TASK OBJECTIVE -
Produce a faithful copy of the data, one that leaves out the pictures.

LISTED RECORDS -
==============================
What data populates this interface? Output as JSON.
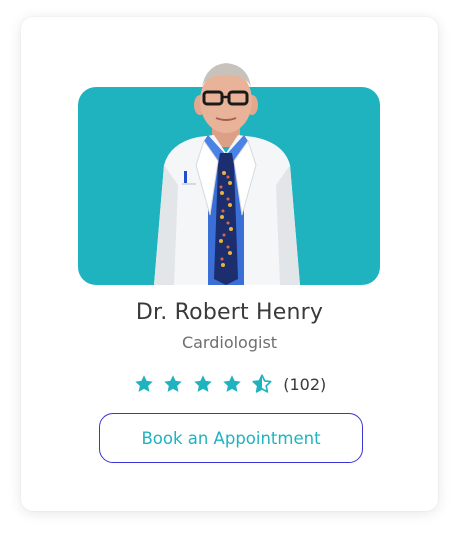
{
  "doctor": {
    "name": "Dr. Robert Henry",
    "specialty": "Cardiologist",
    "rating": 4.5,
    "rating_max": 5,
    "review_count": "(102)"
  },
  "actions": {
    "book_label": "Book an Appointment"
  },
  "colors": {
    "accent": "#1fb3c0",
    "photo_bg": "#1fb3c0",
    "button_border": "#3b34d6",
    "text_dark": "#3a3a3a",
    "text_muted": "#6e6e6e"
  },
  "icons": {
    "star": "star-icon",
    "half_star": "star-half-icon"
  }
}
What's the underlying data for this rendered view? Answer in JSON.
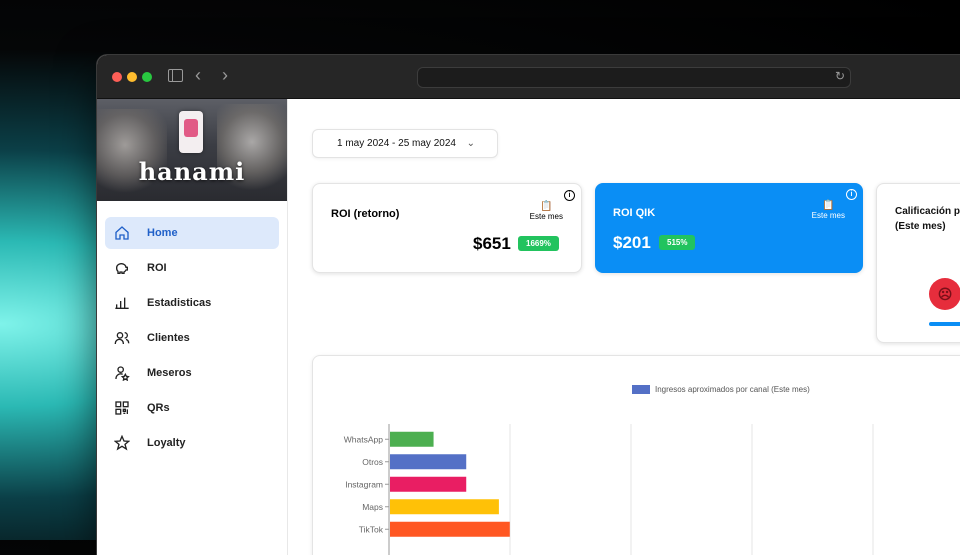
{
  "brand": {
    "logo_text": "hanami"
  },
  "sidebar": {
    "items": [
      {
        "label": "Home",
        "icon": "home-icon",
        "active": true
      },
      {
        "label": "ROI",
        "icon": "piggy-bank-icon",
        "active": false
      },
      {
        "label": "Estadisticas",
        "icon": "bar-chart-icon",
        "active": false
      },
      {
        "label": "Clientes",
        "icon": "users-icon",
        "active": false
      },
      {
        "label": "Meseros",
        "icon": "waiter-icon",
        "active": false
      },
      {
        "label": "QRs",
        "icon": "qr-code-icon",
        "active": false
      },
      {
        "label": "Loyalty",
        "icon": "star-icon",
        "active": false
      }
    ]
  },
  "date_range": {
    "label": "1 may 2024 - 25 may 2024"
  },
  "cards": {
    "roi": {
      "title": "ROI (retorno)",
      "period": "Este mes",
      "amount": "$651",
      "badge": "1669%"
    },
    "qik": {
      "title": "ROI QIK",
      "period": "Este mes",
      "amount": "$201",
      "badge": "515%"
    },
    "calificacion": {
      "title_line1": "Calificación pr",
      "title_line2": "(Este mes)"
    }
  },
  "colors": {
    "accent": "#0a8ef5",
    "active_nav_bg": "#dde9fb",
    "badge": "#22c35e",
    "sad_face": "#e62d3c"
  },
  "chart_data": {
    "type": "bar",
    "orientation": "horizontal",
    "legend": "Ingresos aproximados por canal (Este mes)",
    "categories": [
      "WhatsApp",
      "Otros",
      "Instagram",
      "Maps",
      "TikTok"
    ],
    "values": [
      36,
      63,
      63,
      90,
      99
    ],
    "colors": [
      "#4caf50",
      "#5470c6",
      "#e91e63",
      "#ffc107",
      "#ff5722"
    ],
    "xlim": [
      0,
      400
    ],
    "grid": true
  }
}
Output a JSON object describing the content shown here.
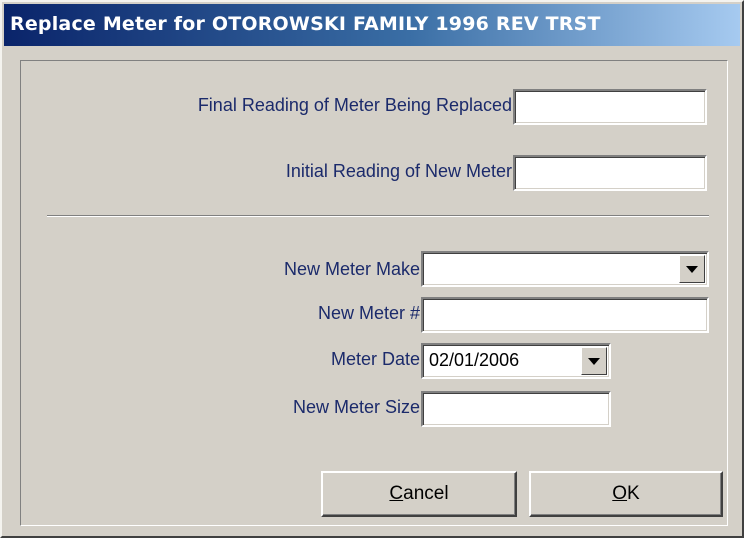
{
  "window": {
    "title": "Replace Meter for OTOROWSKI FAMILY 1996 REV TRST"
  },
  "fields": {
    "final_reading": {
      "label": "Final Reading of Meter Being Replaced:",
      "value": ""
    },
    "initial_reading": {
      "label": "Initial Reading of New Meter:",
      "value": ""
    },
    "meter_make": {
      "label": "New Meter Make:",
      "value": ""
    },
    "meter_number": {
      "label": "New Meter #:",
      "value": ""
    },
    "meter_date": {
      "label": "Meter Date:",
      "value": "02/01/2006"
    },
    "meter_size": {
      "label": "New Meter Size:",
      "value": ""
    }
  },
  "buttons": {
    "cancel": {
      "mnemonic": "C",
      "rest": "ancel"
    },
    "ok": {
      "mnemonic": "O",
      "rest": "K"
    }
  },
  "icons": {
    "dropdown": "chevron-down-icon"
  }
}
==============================
SOLUTION TO THE EXERCISE -
What data populates this interface? Output as JSON.
{
  "doctor": {
    "name": "Dr. Robert Henry",
    "specialty": "Cardiologist",
    "rating": 4.5,
    "rating_max": 5,
    "review_count": "(102)"
  },
  "actions": {
    "book_label": "Book an Appointment"
  },
  "colors": {
    "accent": "#1fb3c0",
    "photo_bg": "#1fb3c0",
    "button_border": "#3b34d6",
    "text_dark": "#3a3a3a",
    "text_muted": "#6e6e6e"
  },
  "icons": {
    "star": "star-icon",
    "half_star": "star-half-icon"
  }
}
What's the underlying data for this rendered view? Answer in JSON.
{
  "brand": {
    "logo_text": "hanami"
  },
  "sidebar": {
    "items": [
      {
        "label": "Home",
        "icon": "home-icon",
        "active": true
      },
      {
        "label": "ROI",
        "icon": "piggy-bank-icon",
        "active": false
      },
      {
        "label": "Estadisticas",
        "icon": "bar-chart-icon",
        "active": false
      },
      {
        "label": "Clientes",
        "icon": "users-icon",
        "active": false
      },
      {
        "label": "Meseros",
        "icon": "waiter-icon",
        "active": false
      },
      {
        "label": "QRs",
        "icon": "qr-code-icon",
        "active": false
      },
      {
        "label": "Loyalty",
        "icon": "star-icon",
        "active": false
      }
    ]
  },
  "date_range": {
    "label": "1 may 2024 - 25 may 2024"
  },
  "cards": {
    "roi": {
      "title": "ROI (retorno)",
      "period": "Este mes",
      "amount": "$651",
      "badge": "1669%"
    },
    "qik": {
      "title": "ROI QIK",
      "period": "Este mes",
      "amount": "$201",
      "badge": "515%"
    },
    "calificacion": {
      "title_line1": "Calificación pr",
      "title_line2": "(Este mes)"
    }
  },
  "colors": {
    "accent": "#0a8ef5",
    "active_nav_bg": "#dde9fb",
    "badge": "#22c35e",
    "sad_face": "#e62d3c"
  },
  "chart_data": {
    "type": "bar",
    "orientation": "horizontal",
    "legend": "Ingresos aproximados por canal (Este mes)",
    "categories": [
      "WhatsApp",
      "Otros",
      "Instagram",
      "Maps",
      "TikTok"
    ],
    "values": [
      36,
      63,
      63,
      90,
      99
    ],
    "colors": [
      "#4caf50",
      "#5470c6",
      "#e91e63",
      "#ffc107",
      "#ff5722"
    ],
    "xlim": [
      0,
      400
    ],
    "grid": true
  }
}
Output a JSON object describing the content shown here.
{
  "window": {
    "title": "Replace Meter for OTOROWSKI FAMILY 1996 REV TRST"
  },
  "fields": {
    "final_reading": {
      "label": "Final Reading of Meter Being Replaced:",
      "value": ""
    },
    "initial_reading": {
      "label": "Initial Reading of New Meter:",
      "value": ""
    },
    "meter_make": {
      "label": "New Meter Make:",
      "value": ""
    },
    "meter_number": {
      "label": "New Meter #:",
      "value": ""
    },
    "meter_date": {
      "label": "Meter Date:",
      "value": "02/01/2006"
    },
    "meter_size": {
      "label": "New Meter Size:",
      "value": ""
    }
  },
  "buttons": {
    "cancel": {
      "mnemonic": "C",
      "rest": "ancel"
    },
    "ok": {
      "mnemonic": "O",
      "rest": "K"
    }
  },
  "icons": {
    "dropdown": "chevron-down-icon"
  }
}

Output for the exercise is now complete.